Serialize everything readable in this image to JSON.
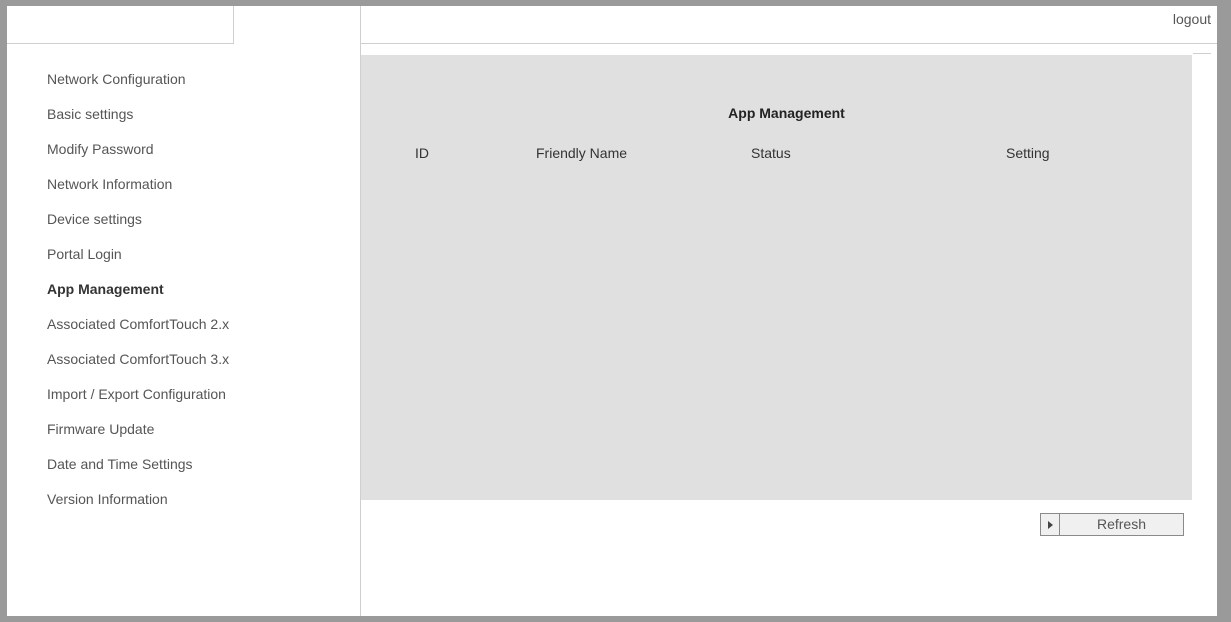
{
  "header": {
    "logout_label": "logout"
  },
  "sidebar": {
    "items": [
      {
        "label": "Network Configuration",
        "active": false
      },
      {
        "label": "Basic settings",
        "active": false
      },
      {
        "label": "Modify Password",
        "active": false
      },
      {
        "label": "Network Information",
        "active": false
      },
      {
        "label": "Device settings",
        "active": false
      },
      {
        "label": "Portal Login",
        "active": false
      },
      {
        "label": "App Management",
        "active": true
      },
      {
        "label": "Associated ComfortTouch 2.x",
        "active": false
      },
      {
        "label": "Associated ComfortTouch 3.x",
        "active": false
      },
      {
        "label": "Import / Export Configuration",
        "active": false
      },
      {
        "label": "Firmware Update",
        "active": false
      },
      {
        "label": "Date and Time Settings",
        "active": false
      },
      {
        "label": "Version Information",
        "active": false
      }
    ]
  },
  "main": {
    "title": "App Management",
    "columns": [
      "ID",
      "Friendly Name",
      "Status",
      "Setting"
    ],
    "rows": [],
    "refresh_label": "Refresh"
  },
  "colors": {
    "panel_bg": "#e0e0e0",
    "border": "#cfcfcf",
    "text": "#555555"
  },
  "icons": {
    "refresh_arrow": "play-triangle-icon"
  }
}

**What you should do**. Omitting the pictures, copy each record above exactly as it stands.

**Exercise answer**.
Serialize everything readable in this image to JSON.
{
  "header": {
    "logout_label": "logout"
  },
  "sidebar": {
    "items": [
      {
        "label": "Network Configuration",
        "active": false
      },
      {
        "label": "Basic settings",
        "active": false
      },
      {
        "label": "Modify Password",
        "active": false
      },
      {
        "label": "Network Information",
        "active": false
      },
      {
        "label": "Device settings",
        "active": false
      },
      {
        "label": "Portal Login",
        "active": false
      },
      {
        "label": "App Management",
        "active": true
      },
      {
        "label": "Associated ComfortTouch 2.x",
        "active": false
      },
      {
        "label": "Associated ComfortTouch 3.x",
        "active": false
      },
      {
        "label": "Import / Export Configuration",
        "active": false
      },
      {
        "label": "Firmware Update",
        "active": false
      },
      {
        "label": "Date and Time Settings",
        "active": false
      },
      {
        "label": "Version Information",
        "active": false
      }
    ]
  },
  "main": {
    "title": "App Management",
    "columns": [
      "ID",
      "Friendly Name",
      "Status",
      "Setting"
    ],
    "rows": [],
    "refresh_label": "Refresh"
  },
  "colors": {
    "panel_bg": "#e0e0e0",
    "border": "#cfcfcf",
    "text": "#555555"
  },
  "icons": {
    "refresh_arrow": "play-triangle-icon"
  }
}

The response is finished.